Bruning and others who the regime pampered, had a vested interest in shutting out of their minds the overwhelming evidence of its mediocrity and cruel destruction of liberty. But most others, at least for most of the time, also tolerated it.
Nonetheless dissatisfaction simmered. A popular uprising in East Germany (1953), continuous unrest in Poland and the 1956 Hungarian revolution demonstrated the unpopularity of the regimes that had brought income levels visibly lagging behind those in Western Europe. Even so, almost until the end, few saw the implosion of 1989, such was the governing class’s stranglehold over all the institutions.
The Communists in Eastern Europe mainly recognised their unlikeliness in gaining power through the ballot box.
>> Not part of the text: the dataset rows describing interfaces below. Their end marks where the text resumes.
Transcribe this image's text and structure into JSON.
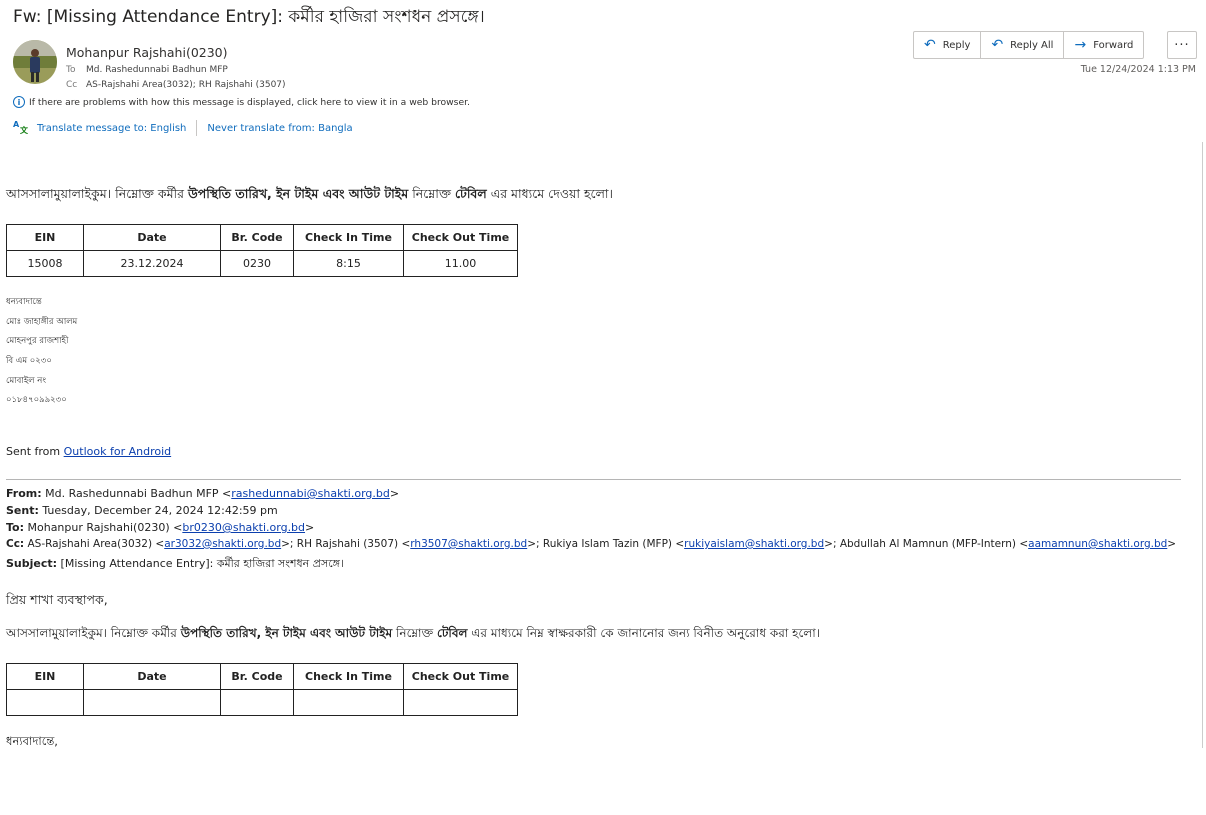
{
  "subject": "Fw: [Missing Attendance Entry]: কর্মীর হাজিরা সংশধন প্রসঙ্গে।",
  "sender": {
    "name": "Mohanpur Rajshahi(0230)",
    "to_label": "To",
    "to": "Md. Rashedunnabi Badhun MFP",
    "cc_label": "Cc",
    "cc": "AS-Rajshahi Area(3032); RH Rajshahi (3507)"
  },
  "actions": {
    "reply": "Reply",
    "reply_all": "Reply All",
    "forward": "Forward",
    "more": "···"
  },
  "date": "Tue 12/24/2024 1:13 PM",
  "info_bar": "If there are problems with how this message is displayed, click here to view it in a web browser.",
  "translate": {
    "translate_label": "Translate message to: English",
    "never_label": "Never translate from: Bangla"
  },
  "message": {
    "intro_1": "আসসালামুয়ালাইকুম। নিম্নোক্ত কর্মীর",
    "intro_bold": "উপস্থিতি তারিখ, ইন টাইম এবং আউট টাইম",
    "intro_2": "নিম্নোক্ত",
    "intro_bold2": "টেবিল",
    "intro_3": "এর মাধ্যমে দেওয়া হলো।",
    "table_headers": [
      "EIN",
      "Date",
      "Br. Code",
      "Check In Time",
      "Check Out Time"
    ],
    "table_row": [
      "15008",
      "23.12.2024",
      "0230",
      "8:15",
      "11.00"
    ],
    "signature": [
      "ধন্যবাদান্তে",
      "মোঃ জাহাঙ্গীর আলম",
      "মোহনপুর রাজশাহী",
      "বি এম ০২৩০",
      "মোবাইল নং",
      "০১৮৪৭০৯৯২৩০"
    ],
    "sent_from_prefix": "Sent from",
    "sent_from_link": "Outlook for Android"
  },
  "forwarded": {
    "from_label": "From:",
    "from_name": "Md. Rashedunnabi Badhun MFP",
    "from_email": "rashedunnabi@shakti.org.bd",
    "sent_label": "Sent:",
    "sent_value": "Tuesday, December 24, 2024 12:42:59 pm",
    "to_label": "To:",
    "to_name": "Mohanpur Rajshahi(0230)",
    "to_email": "br0230@shakti.org.bd",
    "cc_label": "Cc:",
    "cc_1_name": "AS-Rajshahi Area(3032)",
    "cc_1_email": "ar3032@shakti.org.bd",
    "cc_2_name": "RH Rajshahi (3507)",
    "cc_2_email": "rh3507@shakti.org.bd",
    "cc_3_name": "Rukiya Islam Tazin (MFP)",
    "cc_3_email": "rukiyaislam@shakti.org.bd",
    "cc_4_name": "Abdullah Al Mamnun (MFP-Intern)",
    "cc_4_email": "aamamnun@shakti.org.bd",
    "subject_label": "Subject:",
    "subject_value": "[Missing Attendance Entry]: কর্মীর হাজিরা সংশধন প্রসঙ্গে।",
    "greeting": "প্রিয় শাখা ব্যবস্থাপক,",
    "intro_1": "আসসালামুয়ালাইকুম। নিম্নোক্ত কর্মীর",
    "intro_bold": "উপস্থিতি তারিখ, ইন টাইম এবং আউট টাইম",
    "intro_2": "নিম্নোক্ত",
    "intro_bold2": "টেবিল",
    "intro_3": "এর মাধ্যমে নিম্ন স্বাক্ষরকারী কে জানানোর জন্য বিনীত অনুরোধ করা হলো।",
    "table_headers": [
      "EIN",
      "Date",
      "Br. Code",
      "Check In Time",
      "Check Out Time"
    ],
    "closing": "ধন্যবাদান্তে,"
  }
}
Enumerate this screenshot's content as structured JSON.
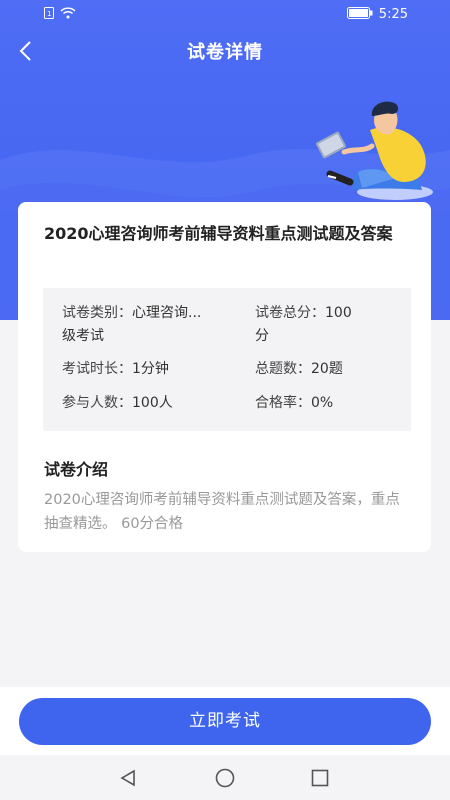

Although they polled one third of the vote in the initial elections in Czechoslovakia, aside from self-liberating Yugoslavia, nowhere else in Eastern Europe did the Communists have such popularity (and in Czechoslovakia they were going backwards by 1947). Ironically, the Communists and left-wing socialists got a higher share in Italy (39 per cent), while the Communists got 28 per cent in France (and the then semi-Trotskyist socialists got a further 18 per cent).
Electorates in 1945 especially in Eastern Europe did not accept the Communists’ promises of gain for the many at the expense of the rich. This may be partly attributable to excesses widely, though not universally, recognised in the Soviet Union of the 1930s and also to the brutality of the Soviet conquest of Nazi occupied Europe. Communism’s defeat was however not because it destroyed political freedoms but because it failed to deliver the living standards it promised.